Title: Phylogenetic bias in the likelihood method caused by missing data coupled with among-site rate variation: an analytical approach

ABSTRACT More and more researchers in phylogenetics are concatenating gene sequences to produce supermatrices in the hope that larger data sets will lead to better phylogenetic resolution. Almost all of these supermatrices contain a high proportion of missing data which could potentially cause phylogenetic bias. Previous studies aiming to identify the missing-data-mediated bias in the maximum likelihood method have noted a bias associated with among-site rate variation. However, this finding is by sequence simulation and has been challenged by other simulation studies, with the controversy still unresolved. Here I illustrate analytically this bias caused by missing data coupled with among-site rate variation. This approach allows one to see how much the bias can contribute to likelihood differences among different topologies. The study highlights the point that, while supermatrices may lead to “robust” trees, such “robust” trees may be purchased with illegal phylogenetic currency.


This is so fantastic! I’m glad to know that you are thinking about this. Rather than sending around a preprint, it’s safer to post your paper at or because you establish ownership of your ideas. That way more people can see it too.

I’m looking forward to reading your work.


   In this data set, I again [find a lot of missing data][1].  The DNA alignment is a 32,767 columns long, but after stripping sites where one or more sequences is represented by a gap, there are only 885 columns remaining.
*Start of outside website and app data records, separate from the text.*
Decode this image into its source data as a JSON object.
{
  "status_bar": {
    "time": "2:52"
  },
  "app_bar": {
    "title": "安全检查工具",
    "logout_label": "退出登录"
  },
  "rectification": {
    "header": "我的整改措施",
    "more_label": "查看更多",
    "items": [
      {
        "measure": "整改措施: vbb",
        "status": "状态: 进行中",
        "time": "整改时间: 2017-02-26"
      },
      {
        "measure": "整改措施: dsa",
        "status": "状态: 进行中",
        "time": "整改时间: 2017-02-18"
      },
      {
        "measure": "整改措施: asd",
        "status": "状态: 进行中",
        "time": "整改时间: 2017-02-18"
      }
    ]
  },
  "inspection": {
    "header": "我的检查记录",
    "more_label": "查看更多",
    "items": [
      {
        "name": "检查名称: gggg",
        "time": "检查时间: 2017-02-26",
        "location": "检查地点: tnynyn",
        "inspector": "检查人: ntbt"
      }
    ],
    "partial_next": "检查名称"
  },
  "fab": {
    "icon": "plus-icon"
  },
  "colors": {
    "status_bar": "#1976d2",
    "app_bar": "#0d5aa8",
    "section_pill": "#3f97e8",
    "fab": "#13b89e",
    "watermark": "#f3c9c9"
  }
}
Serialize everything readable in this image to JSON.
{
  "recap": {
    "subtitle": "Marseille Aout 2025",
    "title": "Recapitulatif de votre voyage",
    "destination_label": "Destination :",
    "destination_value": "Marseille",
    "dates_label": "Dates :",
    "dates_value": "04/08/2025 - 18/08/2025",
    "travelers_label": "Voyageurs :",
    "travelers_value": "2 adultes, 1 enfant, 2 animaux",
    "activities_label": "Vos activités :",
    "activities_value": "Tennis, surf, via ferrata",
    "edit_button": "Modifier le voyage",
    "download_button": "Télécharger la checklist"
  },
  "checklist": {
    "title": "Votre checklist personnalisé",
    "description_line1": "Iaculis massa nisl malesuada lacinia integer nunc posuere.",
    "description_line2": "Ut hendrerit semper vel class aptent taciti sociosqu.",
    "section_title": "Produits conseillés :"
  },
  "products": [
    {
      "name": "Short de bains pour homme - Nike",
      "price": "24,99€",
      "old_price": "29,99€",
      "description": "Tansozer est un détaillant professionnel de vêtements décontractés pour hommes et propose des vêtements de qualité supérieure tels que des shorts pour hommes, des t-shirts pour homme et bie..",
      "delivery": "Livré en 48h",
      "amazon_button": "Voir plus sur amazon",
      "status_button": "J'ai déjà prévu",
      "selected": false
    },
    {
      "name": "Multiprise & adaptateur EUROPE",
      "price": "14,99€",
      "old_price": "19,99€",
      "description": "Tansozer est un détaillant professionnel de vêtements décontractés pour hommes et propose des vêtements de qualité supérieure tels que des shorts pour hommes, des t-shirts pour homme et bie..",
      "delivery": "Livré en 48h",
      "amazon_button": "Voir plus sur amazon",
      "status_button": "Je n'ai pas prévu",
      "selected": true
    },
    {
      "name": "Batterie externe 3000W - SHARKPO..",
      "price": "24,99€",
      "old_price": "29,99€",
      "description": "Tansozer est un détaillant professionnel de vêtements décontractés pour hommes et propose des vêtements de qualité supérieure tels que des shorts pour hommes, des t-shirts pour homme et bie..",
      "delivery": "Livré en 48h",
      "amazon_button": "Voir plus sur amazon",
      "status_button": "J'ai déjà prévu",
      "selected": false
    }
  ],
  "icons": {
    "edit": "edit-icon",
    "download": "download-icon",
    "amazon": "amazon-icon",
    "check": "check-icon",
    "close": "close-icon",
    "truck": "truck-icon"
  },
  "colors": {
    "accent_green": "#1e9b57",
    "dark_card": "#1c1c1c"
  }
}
In addition to this, I find that many sites are invariant, so no phylogenetic signal in them, and then there are a few “odd” places in the alignment where I am not sure if there was sequencing error, or replacement of a small region of a gene such that this region is not truly “homologous”, or some type of data error. I could attach a JPG image of a small region of the alignment that is rather typical of the whole data set and illustrates these points, but I am a new user here not allowed yet to upload.

With such a huge data set, I cannot fault anyone (or any machine) for making a few errors, missing a few misaligned sites or whatever. But my main interest in all of this is: What is the relative importance of having a very good data set, in comparison to doing the very best analysis of a “run of the mill” data set? The whole focus of this publication, was claiming that using a very sophisticated model of evolution and phylogenetic reconstruction based on that model, would produce the “right” tree. But they have apparently taken only protein coding regions, for which models of the selection pressure are not well developed, and they are not treating first, second and third codon positions separately (unless I am missing something in my understanding of their methods). I am not thinking that the tree they created is “wrong” or “bad”, but I am questioning whether it is “the best we can do” with this type of genomic data.


Maybe to take a dataset where all genes are available for all taxa and the tree is reasonably resolved. The testing could be done on subsets of this dataset.


@Alexis_RAxML The in/out taxa are chosen ahead of time. The idea is that we have lots of data for n taxa, and we have mostly missing data for the n+1st taxon X. We assume that the columns that informative for X do not have enough information to change the topology for the first n taxa. Thus we leave the tree on the first n taxa fixed and we want to see how the pattern of missing data determines its position.

I realize of course that this is a bizarre set-up, but it is one that distills the effects of the missing data in a way that I think would be comprehensible, and perhaps even amenable to a mathematical approach.


I am not sure if the missing data link worked. Here it is again:


Hi Erick, that makes sense, so essentially you’d do some sort of leave-one-out test using pplacer or the EPA and then try to quantify how the taxon X moves around the tree or how the distribution of likelihood weights changes as a function of the fraction of missing data.



I think that we are talking about the same thing. I wouldn’t call it a leave-one out analysis because we fix our original n sequences making the background tree and then the sequence for X can be whatever we like it to be.